Reticulocytes are young erythrocytes which have just left the bone marrow and have not completely matured.
Although they are a little larger than normal erythrocytes and the central pallor is is just barely formed, reticulocytes cannot be identified by Wright staining. An important feature of their immaturity is the persistence of RNA, that can be verified with supravital staining. The reticular pattern that becomes visible in this staining played a role in the naming of reticulocytes.
Indicators of the presence of reticulocytes in the Wright staining are basophilc stippling and polychromasia. These are also caused by persistent RNA. Since reticulocytes are larger than normal erythrocytes, a pronounced reticulocytosis leads to an increased MCV (mean cell volume).

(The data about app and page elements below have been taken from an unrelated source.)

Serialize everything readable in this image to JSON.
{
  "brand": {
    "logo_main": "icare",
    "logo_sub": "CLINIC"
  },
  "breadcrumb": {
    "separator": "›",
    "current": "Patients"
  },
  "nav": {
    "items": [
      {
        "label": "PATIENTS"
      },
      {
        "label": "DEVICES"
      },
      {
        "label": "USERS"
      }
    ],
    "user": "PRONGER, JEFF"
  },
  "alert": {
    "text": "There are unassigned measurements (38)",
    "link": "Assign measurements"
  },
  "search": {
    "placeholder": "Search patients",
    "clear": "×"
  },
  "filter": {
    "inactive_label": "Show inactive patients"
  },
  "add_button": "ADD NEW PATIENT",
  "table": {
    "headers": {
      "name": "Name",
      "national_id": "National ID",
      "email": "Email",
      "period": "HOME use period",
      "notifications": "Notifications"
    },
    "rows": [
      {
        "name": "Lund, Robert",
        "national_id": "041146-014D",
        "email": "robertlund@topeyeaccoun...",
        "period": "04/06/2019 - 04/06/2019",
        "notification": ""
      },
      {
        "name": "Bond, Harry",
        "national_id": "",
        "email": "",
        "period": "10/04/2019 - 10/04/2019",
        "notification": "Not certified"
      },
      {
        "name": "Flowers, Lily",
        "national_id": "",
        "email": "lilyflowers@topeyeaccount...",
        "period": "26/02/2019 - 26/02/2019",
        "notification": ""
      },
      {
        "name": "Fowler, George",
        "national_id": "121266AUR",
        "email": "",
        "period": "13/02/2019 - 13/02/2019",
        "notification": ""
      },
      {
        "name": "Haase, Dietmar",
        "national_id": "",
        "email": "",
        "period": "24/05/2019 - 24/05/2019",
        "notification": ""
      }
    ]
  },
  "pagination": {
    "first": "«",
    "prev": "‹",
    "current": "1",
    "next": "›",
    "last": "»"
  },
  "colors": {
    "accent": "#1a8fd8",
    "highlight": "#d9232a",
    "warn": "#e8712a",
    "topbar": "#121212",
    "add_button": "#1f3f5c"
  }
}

Reticulocytes usually constitute 0.5 to 2% of erythrocytes. Their normal range is - x 109/L. A reticulocyte count above the normal range is known as reticulocytosis.